▶ [Work item] Could you repeat the records below exactly, leaving out any pictures?

Stored items:
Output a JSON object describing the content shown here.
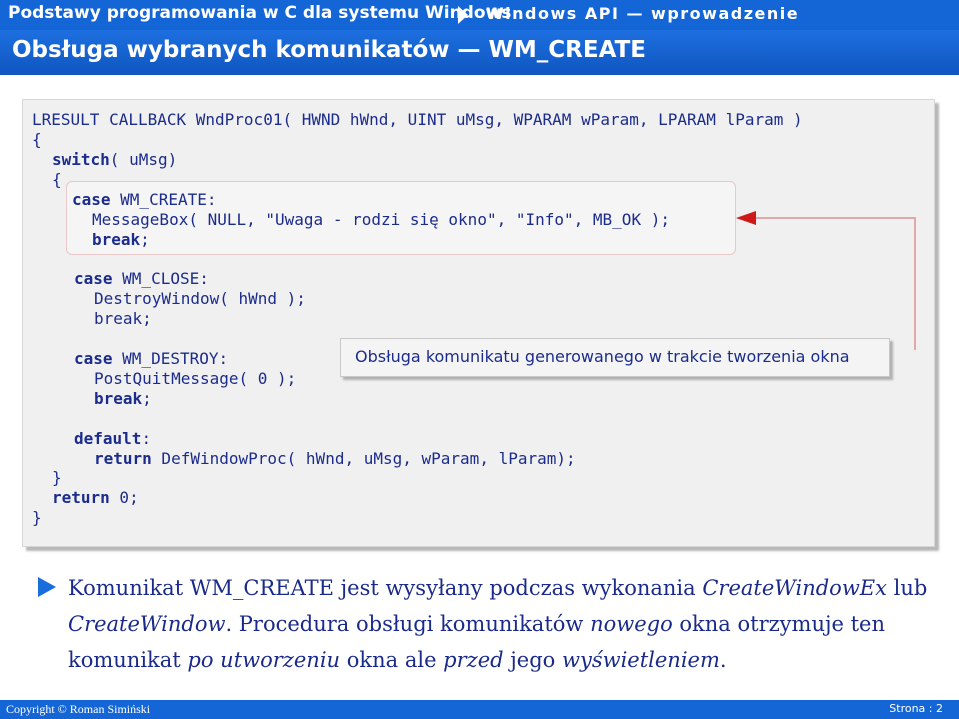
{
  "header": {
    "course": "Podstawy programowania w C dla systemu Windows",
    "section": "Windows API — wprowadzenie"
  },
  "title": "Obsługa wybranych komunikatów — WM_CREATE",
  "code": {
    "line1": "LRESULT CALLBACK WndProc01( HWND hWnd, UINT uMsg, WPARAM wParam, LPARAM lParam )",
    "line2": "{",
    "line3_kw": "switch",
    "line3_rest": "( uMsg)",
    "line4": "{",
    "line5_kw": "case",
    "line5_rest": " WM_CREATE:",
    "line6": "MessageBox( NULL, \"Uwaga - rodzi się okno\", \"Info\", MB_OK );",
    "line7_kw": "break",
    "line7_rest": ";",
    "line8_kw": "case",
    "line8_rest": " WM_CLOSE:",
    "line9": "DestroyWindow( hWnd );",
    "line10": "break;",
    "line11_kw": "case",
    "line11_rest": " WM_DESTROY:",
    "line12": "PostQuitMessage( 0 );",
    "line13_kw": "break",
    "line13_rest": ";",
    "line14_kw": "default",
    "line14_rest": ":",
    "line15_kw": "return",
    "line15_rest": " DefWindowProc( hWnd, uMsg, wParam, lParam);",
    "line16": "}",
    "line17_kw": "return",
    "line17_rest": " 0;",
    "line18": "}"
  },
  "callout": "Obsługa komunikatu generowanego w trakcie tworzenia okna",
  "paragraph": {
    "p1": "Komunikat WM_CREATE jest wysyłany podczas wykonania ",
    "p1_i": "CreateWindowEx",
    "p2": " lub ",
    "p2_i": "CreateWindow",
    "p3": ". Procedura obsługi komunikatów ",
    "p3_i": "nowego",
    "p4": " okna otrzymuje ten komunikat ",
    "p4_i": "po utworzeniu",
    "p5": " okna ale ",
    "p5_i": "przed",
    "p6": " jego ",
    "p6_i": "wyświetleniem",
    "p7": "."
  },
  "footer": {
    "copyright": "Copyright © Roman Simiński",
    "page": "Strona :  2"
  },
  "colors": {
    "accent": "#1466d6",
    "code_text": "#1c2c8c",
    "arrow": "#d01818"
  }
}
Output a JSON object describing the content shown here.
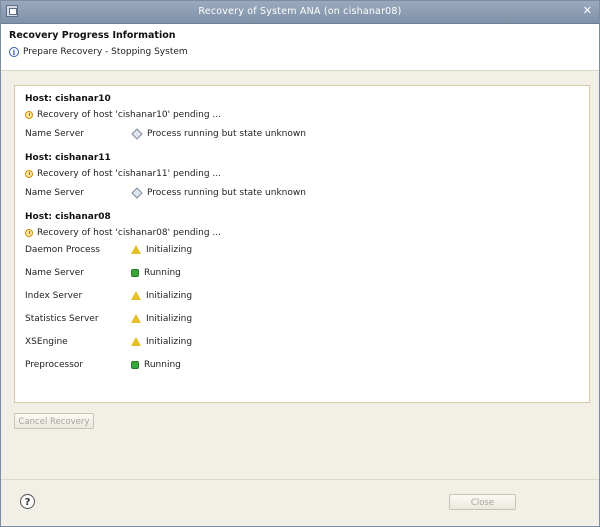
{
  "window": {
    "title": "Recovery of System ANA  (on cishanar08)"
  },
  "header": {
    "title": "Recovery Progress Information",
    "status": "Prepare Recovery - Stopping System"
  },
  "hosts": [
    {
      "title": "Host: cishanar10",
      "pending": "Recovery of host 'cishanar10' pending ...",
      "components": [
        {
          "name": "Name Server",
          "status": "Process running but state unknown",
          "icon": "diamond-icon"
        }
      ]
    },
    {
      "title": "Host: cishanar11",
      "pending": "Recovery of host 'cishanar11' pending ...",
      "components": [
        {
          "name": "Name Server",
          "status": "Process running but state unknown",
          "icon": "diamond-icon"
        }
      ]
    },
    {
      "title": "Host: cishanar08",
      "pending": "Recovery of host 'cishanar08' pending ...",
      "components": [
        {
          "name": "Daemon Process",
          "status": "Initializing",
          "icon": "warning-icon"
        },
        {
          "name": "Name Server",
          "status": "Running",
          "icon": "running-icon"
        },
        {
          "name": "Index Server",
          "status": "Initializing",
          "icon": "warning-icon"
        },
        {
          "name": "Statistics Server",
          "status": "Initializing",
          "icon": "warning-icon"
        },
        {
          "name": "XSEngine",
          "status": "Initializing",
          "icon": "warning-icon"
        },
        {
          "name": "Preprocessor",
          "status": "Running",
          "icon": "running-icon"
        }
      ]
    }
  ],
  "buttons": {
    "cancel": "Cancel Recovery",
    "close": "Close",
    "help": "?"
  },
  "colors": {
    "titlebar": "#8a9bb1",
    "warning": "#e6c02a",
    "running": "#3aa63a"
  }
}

▶ [Answer box]
Output a JSON object describing the content shown here.
{
  "header": {
    "course": "Podstawy programowania w C dla systemu Windows",
    "section": "Windows API — wprowadzenie"
  },
  "title": "Obsługa wybranych komunikatów — WM_CREATE",
  "code": {
    "line1": "LRESULT CALLBACK WndProc01( HWND hWnd, UINT uMsg, WPARAM wParam, LPARAM lParam )",
    "line2": "{",
    "line3_kw": "switch",
    "line3_rest": "( uMsg)",
    "line4": "{",
    "line5_kw": "case",
    "line5_rest": " WM_CREATE:",
    "line6": "MessageBox( NULL, \"Uwaga - rodzi się okno\", \"Info\", MB_OK );",
    "line7_kw": "break",
    "line7_rest": ";",
    "line8_kw": "case",
    "line8_rest": " WM_CLOSE:",
    "line9": "DestroyWindow( hWnd );",
    "line10": "break;",
    "line11_kw": "case",
    "line11_rest": " WM_DESTROY:",
    "line12": "PostQuitMessage( 0 );",
    "line13_kw": "break",
    "line13_rest": ";",
    "line14_kw": "default",
    "line14_rest": ":",
    "line15_kw": "return",
    "line15_rest": " DefWindowProc( hWnd, uMsg, wParam, lParam);",
    "line16": "}",
    "line17_kw": "return",
    "line17_rest": " 0;",
    "line18": "}"
  },
  "callout": "Obsługa komunikatu generowanego w trakcie tworzenia okna",
  "paragraph": {
    "p1": "Komunikat WM_CREATE jest wysyłany podczas wykonania ",
    "p1_i": "CreateWindowEx",
    "p2": " lub ",
    "p2_i": "CreateWindow",
    "p3": ". Procedura obsługi komunikatów ",
    "p3_i": "nowego",
    "p4": " okna otrzymuje ten komunikat ",
    "p4_i": "po utworzeniu",
    "p5": " okna ale ",
    "p5_i": "przed",
    "p6": " jego ",
    "p6_i": "wyświetleniem",
    "p7": "."
  },
  "footer": {
    "copyright": "Copyright © Roman Simiński",
    "page": "Strona :  2"
  },
  "colors": {
    "accent": "#1466d6",
    "code_text": "#1c2c8c",
    "arrow": "#d01818"
  }
}
Output a JSON object describing the content shown here.
{
  "window": {
    "title": "Recovery of System ANA  (on cishanar08)"
  },
  "header": {
    "title": "Recovery Progress Information",
    "status": "Prepare Recovery - Stopping System"
  },
  "hosts": [
    {
      "title": "Host: cishanar10",
      "pending": "Recovery of host 'cishanar10' pending ...",
      "components": [
        {
          "name": "Name Server",
          "status": "Process running but state unknown",
          "icon": "diamond-icon"
        }
      ]
    },
    {
      "title": "Host: cishanar11",
      "pending": "Recovery of host 'cishanar11' pending ...",
      "components": [
        {
          "name": "Name Server",
          "status": "Process running but state unknown",
          "icon": "diamond-icon"
        }
      ]
    },
    {
      "title": "Host: cishanar08",
      "pending": "Recovery of host 'cishanar08' pending ...",
      "components": [
        {
          "name": "Daemon Process",
          "status": "Initializing",
          "icon": "warning-icon"
        },
        {
          "name": "Name Server",
          "status": "Running",
          "icon": "running-icon"
        },
        {
          "name": "Index Server",
          "status": "Initializing",
          "icon": "warning-icon"
        },
        {
          "name": "Statistics Server",
          "status": "Initializing",
          "icon": "warning-icon"
        },
        {
          "name": "XSEngine",
          "status": "Initializing",
          "icon": "warning-icon"
        },
        {
          "name": "Preprocessor",
          "status": "Running",
          "icon": "running-icon"
        }
      ]
    }
  ],
  "buttons": {
    "cancel": "Cancel Recovery",
    "close": "Close",
    "help": "?"
  },
  "colors": {
    "titlebar": "#8a9bb1",
    "warning": "#e6c02a",
    "running": "#3aa63a"
  }
}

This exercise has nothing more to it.